Problem to solve =>
The full listing should be set down again precisely.

*** Provided data Section Begins ***

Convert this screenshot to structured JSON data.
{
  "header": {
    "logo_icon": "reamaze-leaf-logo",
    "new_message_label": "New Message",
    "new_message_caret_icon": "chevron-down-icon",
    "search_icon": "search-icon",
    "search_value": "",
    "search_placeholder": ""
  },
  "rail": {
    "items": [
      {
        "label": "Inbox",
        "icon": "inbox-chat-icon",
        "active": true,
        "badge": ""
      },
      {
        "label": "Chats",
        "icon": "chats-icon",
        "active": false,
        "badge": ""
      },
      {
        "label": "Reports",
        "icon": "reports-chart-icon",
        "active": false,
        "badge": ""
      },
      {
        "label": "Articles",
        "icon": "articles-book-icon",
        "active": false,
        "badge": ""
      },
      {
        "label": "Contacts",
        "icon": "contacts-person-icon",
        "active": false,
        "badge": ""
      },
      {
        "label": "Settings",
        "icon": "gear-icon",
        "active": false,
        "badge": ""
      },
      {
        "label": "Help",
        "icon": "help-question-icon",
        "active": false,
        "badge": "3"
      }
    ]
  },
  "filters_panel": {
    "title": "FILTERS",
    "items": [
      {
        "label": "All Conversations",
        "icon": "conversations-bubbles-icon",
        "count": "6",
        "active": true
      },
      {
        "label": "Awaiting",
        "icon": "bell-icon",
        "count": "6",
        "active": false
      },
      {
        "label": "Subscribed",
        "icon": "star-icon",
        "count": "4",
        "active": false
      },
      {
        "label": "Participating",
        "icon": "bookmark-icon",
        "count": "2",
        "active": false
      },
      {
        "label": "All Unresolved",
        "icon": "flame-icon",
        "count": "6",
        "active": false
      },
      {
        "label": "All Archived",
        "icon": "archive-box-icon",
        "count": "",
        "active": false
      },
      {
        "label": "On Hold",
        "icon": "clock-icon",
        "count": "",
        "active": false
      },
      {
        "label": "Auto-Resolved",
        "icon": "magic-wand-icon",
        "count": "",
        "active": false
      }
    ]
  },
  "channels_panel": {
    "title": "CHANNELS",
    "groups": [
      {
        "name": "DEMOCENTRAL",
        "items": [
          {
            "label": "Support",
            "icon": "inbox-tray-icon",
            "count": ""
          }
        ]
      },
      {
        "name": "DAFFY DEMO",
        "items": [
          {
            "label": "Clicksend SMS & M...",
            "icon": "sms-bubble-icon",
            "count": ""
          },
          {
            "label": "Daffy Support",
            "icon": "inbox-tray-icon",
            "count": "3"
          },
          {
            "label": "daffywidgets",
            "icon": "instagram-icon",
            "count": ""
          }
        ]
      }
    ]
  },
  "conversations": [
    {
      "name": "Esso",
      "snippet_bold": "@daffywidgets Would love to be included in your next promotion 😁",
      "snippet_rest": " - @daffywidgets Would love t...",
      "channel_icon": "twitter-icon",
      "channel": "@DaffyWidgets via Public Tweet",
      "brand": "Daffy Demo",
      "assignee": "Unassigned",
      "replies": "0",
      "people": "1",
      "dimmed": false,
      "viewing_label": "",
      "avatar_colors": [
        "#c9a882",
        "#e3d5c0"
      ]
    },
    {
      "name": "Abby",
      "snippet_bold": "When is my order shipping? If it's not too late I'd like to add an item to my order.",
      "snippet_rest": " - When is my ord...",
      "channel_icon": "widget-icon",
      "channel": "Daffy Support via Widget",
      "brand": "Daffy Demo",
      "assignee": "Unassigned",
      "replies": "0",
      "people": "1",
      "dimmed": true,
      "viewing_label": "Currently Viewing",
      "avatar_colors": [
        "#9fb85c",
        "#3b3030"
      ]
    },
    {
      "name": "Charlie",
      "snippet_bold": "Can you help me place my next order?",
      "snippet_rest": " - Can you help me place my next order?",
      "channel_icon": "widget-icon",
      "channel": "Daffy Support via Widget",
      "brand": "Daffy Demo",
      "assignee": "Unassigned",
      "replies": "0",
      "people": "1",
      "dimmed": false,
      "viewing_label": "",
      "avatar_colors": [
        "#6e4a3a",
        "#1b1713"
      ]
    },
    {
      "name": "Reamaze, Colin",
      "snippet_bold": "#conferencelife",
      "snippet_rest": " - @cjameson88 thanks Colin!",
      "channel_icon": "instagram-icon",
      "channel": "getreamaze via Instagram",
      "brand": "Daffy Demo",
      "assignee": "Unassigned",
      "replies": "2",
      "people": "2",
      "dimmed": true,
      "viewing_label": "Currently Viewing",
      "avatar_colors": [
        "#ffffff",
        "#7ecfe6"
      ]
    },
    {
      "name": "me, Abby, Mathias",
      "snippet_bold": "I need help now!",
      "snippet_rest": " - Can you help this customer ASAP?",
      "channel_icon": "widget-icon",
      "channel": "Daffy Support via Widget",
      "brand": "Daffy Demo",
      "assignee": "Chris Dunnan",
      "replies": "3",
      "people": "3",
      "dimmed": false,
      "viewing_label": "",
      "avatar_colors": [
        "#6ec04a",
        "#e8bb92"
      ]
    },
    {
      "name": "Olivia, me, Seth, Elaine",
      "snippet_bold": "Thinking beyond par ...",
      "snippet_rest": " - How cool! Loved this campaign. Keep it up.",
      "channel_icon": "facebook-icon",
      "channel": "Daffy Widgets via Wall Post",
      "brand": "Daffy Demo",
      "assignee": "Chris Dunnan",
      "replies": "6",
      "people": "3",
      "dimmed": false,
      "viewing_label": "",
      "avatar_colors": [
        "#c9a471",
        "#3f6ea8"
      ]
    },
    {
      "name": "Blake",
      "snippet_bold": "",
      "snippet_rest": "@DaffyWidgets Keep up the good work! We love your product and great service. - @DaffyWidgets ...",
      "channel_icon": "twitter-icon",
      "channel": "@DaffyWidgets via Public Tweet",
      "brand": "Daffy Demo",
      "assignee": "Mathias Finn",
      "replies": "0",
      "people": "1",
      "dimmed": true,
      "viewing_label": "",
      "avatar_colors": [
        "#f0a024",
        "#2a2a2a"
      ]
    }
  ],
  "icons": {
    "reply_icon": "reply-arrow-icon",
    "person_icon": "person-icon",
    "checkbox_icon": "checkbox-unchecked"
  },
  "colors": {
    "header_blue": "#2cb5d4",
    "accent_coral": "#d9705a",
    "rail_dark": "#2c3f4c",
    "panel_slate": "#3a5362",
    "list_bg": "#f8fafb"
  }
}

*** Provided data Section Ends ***

Exercise response =>
Convert this screenshot to structured JSON data.
{
  "header": {
    "logo_icon": "reamaze-leaf-logo",
    "new_message_label": "New Message",
    "new_message_caret_icon": "chevron-down-icon",
    "search_icon": "search-icon",
    "search_value": "",
    "search_placeholder": ""
  },
  "rail": {
    "items": [
      {
        "label": "Inbox",
        "icon": "inbox-chat-icon",
        "active": true,
        "badge": ""
      },
      {
        "label": "Chats",
        "icon": "chats-icon",
        "active": false,
        "badge": ""
      },
      {
        "label": "Reports",
        "icon": "reports-chart-icon",
        "active": false,
        "badge": ""
      },
      {
        "label": "Articles",
        "icon": "articles-book-icon",
        "active": false,
        "badge": ""
      },
      {
        "label": "Contacts",
        "icon": "contacts-person-icon",
        "active": false,
        "badge": ""
      },
      {
        "label": "Settings",
        "icon": "gear-icon",
        "active": false,
        "badge": ""
      },
      {
        "label": "Help",
        "icon": "help-question-icon",
        "active": false,
        "badge": "3"
      }
    ]
  },
  "filters_panel": {
    "title": "FILTERS",
    "items": [
      {
        "label": "All Conversations",
        "icon": "conversations-bubbles-icon",
        "count": "6",
        "active": true
      },
      {
        "label": "Awaiting",
        "icon": "bell-icon",
        "count": "6",
        "active": false
      },
      {
        "label": "Subscribed",
        "icon": "star-icon",
        "count": "4",
        "active": false
      },
      {
        "label": "Participating",
        "icon": "bookmark-icon",
        "count": "2",
        "active": false
      },
      {
        "label": "All Unresolved",
        "icon": "flame-icon",
        "count": "6",
        "active": false
      },
      {
        "label": "All Archived",
        "icon": "archive-box-icon",
        "count": "",
        "active": false
      },
      {
        "label": "On Hold",
        "icon": "clock-icon",
        "count": "",
        "active": false
      },
      {
        "label": "Auto-Resolved",
        "icon": "magic-wand-icon",
        "count": "",
        "active": false
      }
    ]
  },
  "channels_panel": {
    "title": "CHANNELS",
    "groups": [
      {
        "name": "DEMOCENTRAL",
        "items": [
          {
            "label": "Support",
            "icon": "inbox-tray-icon",
            "count": ""
          }
        ]
      },
      {
        "name": "DAFFY DEMO",
        "items": [
          {
            "label": "Clicksend SMS & M...",
            "icon": "sms-bubble-icon",
            "count": ""
          },
          {
            "label": "Daffy Support",
            "icon": "inbox-tray-icon",
            "count": "3"
          },
          {
            "label": "daffywidgets",
            "icon": "instagram-icon",
            "count": ""
          }
        ]
      }
    ]
  },
  "conversations": [
    {
      "name": "Esso",
      "snippet_bold": "@daffywidgets Would love to be included in your next promotion 😁",
      "snippet_rest": " - @daffywidgets Would love t...",
      "channel_icon": "twitter-icon",
      "channel": "@DaffyWidgets via Public Tweet",
      "brand": "Daffy Demo",
      "assignee": "Unassigned",
      "replies": "0",
      "people": "1",
      "dimmed": false,
      "viewing_label": "",
      "avatar_colors": [
        "#c9a882",
        "#e3d5c0"
      ]
    },
    {
      "name": "Abby",
      "snippet_bold": "When is my order shipping? If it's not too late I'd like to add an item to my order.",
      "snippet_rest": " - When is my ord...",
      "channel_icon": "widget-icon",
      "channel": "Daffy Support via Widget",
      "brand": "Daffy Demo",
      "assignee": "Unassigned",
      "replies": "0",
      "people": "1",
      "dimmed": true,
      "viewing_label": "Currently Viewing",
      "avatar_colors": [
        "#9fb85c",
        "#3b3030"
      ]
    },
    {
      "name": "Charlie",
      "snippet_bold": "Can you help me place my next order?",
      "snippet_rest": " - Can you help me place my next order?",
      "channel_icon": "widget-icon",
      "channel": "Daffy Support via Widget",
      "brand": "Daffy Demo",
      "assignee": "Unassigned",
      "replies": "0",
      "people": "1",
      "dimmed": false,
      "viewing_label": "",
      "avatar_colors": [
        "#6e4a3a",
        "#1b1713"
      ]
    },
    {
      "name": "Reamaze, Colin",
      "snippet_bold": "#conferencelife",
      "snippet_rest": " - @cjameson88 thanks Colin!",
      "channel_icon": "instagram-icon",
      "channel": "getreamaze via Instagram",
      "brand": "Daffy Demo",
      "assignee": "Unassigned",
      "replies": "2",
      "people": "2",
      "dimmed": true,
      "viewing_label": "Currently Viewing",
      "avatar_colors": [
        "#ffffff",
        "#7ecfe6"
      ]
    },
    {
      "name": "me, Abby, Mathias",
      "snippet_bold": "I need help now!",
      "snippet_rest": " - Can you help this customer ASAP?",
      "channel_icon": "widget-icon",
      "channel": "Daffy Support via Widget",
      "brand": "Daffy Demo",
      "assignee": "Chris Dunnan",
      "replies": "3",
      "people": "3",
      "dimmed": false,
      "viewing_label": "",
      "avatar_colors": [
        "#6ec04a",
        "#e8bb92"
      ]
    },
    {
      "name": "Olivia, me, Seth, Elaine",
      "snippet_bold": "Thinking beyond par ...",
      "snippet_rest": " - How cool! Loved this campaign. Keep it up.",
      "channel_icon": "facebook-icon",
      "channel": "Daffy Widgets via Wall Post",
      "brand": "Daffy Demo",
      "assignee": "Chris Dunnan",
      "replies": "6",
      "people": "3",
      "dimmed": false,
      "viewing_label": "",
      "avatar_colors": [
        "#c9a471",
        "#3f6ea8"
      ]
    },
    {
      "name": "Blake",
      "snippet_bold": "",
      "snippet_rest": "@DaffyWidgets Keep up the good work! We love your product and great service. - @DaffyWidgets ...",
      "channel_icon": "twitter-icon",
      "channel": "@DaffyWidgets via Public Tweet",
      "brand": "Daffy Demo",
      "assignee": "Mathias Finn",
      "replies": "0",
      "people": "1",
      "dimmed": true,
      "viewing_label": "",
      "avatar_colors": [
        "#f0a024",
        "#2a2a2a"
      ]
    }
  ],
  "icons": {
    "reply_icon": "reply-arrow-icon",
    "person_icon": "person-icon",
    "checkbox_icon": "checkbox-unchecked"
  },
  "colors": {
    "header_blue": "#2cb5d4",
    "accent_coral": "#d9705a",
    "rail_dark": "#2c3f4c",
    "panel_slate": "#3a5362",
    "list_bg": "#f8fafb"
  }
}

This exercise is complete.